Measure Impact with a Sensitivity Analysis

 Sensitivity Analysis is the process of determining the impact a  fixed percentage change in the thing being measured has on the overall performance of something.  For example, a 1% change in product price had an 11% change in profit on average in 1000 European businesses.  For real life tests on your own data, search for our free ChangeBoard products.  Blue Belt

 

Sorry to disappoint!

This is a placeholder for content yet to come.

If you would especially like to see content here, email us to tell us what you would like to see more of and requesting we speed up providing content here.

 

Sensitivity Analysis is the process of determining the impact a particular variable has on the overall performance of something.

It is usually discovered by building a spreadsheet model of whatever the business or project is.

By way of example, the variables in the spreadsheet might be:

  • cost per unit of part 1
  • cost per unit of part 2 and
  • cost per unit of part 3
  • and their respective impact on gross profit

To work out the part whose change in price will have the greatest impact on gross profit, change each of them by (say) 10% while holding the others at the same value.

The impact of each on the gross profit will be different.

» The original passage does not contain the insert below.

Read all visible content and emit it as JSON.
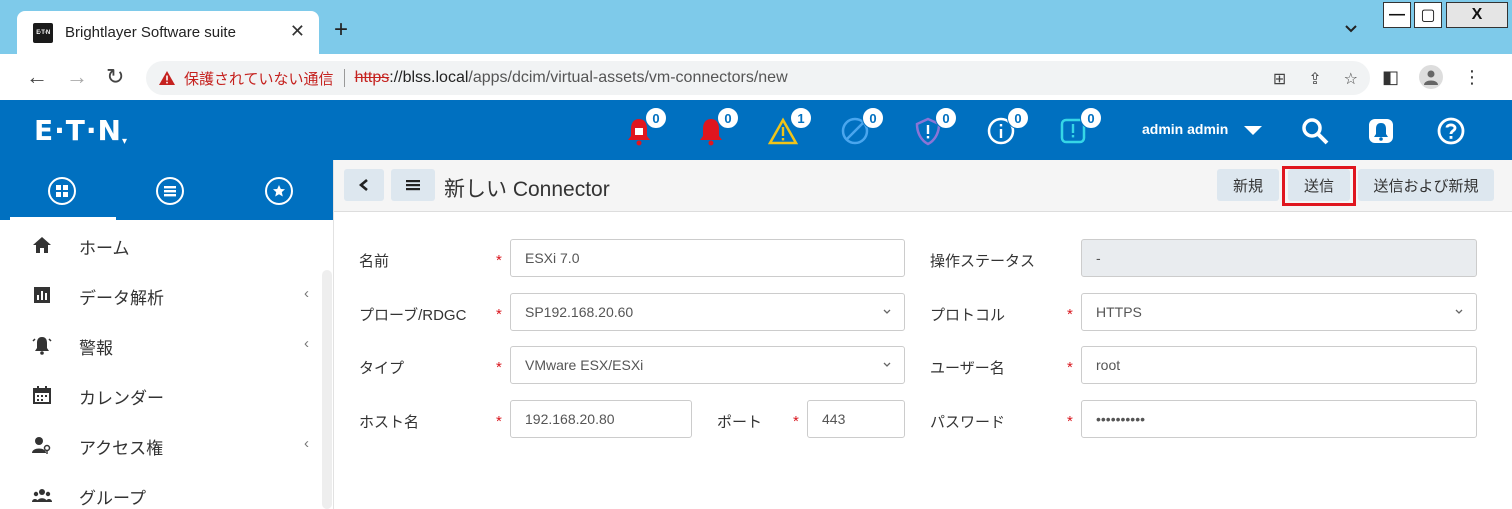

The business model you have constructed is most "sensitive" to the variable that changed the gross profit the most when you did the experiment.

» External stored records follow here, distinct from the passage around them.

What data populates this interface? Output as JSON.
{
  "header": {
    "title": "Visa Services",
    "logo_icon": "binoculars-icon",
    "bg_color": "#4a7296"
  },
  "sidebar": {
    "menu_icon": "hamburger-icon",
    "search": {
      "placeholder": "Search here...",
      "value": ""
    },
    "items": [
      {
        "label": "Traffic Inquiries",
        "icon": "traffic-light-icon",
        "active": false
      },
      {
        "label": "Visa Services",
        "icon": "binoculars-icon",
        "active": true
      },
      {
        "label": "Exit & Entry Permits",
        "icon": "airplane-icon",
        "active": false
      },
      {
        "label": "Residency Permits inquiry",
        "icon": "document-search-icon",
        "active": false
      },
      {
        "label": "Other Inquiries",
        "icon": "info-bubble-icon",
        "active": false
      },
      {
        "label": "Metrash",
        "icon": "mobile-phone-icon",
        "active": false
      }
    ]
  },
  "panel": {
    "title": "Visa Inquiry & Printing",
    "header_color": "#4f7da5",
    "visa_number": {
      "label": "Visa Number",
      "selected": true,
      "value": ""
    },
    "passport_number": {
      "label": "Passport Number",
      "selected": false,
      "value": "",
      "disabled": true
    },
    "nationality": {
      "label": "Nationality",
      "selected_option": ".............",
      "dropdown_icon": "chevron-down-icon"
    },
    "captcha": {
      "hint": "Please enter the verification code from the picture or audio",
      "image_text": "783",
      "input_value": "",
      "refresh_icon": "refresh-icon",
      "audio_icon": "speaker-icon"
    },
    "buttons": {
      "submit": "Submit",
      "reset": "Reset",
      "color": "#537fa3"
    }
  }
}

That then is likely the one to focus on first because it has the greatest impact.

Indirectly, the 80/20 Rule (see the Amazing 80/20 Rule article) arrives at much the the same conclusion that most impact is done by just a few variables.

Starting with the most sensitive input variable means you move as quickly as possible to growth in output. 

Alternatively, if you don't want to upset things too much, you might work with the least sensitive variable.

 

 

 

 

 

 

 

 

 

 

Pin It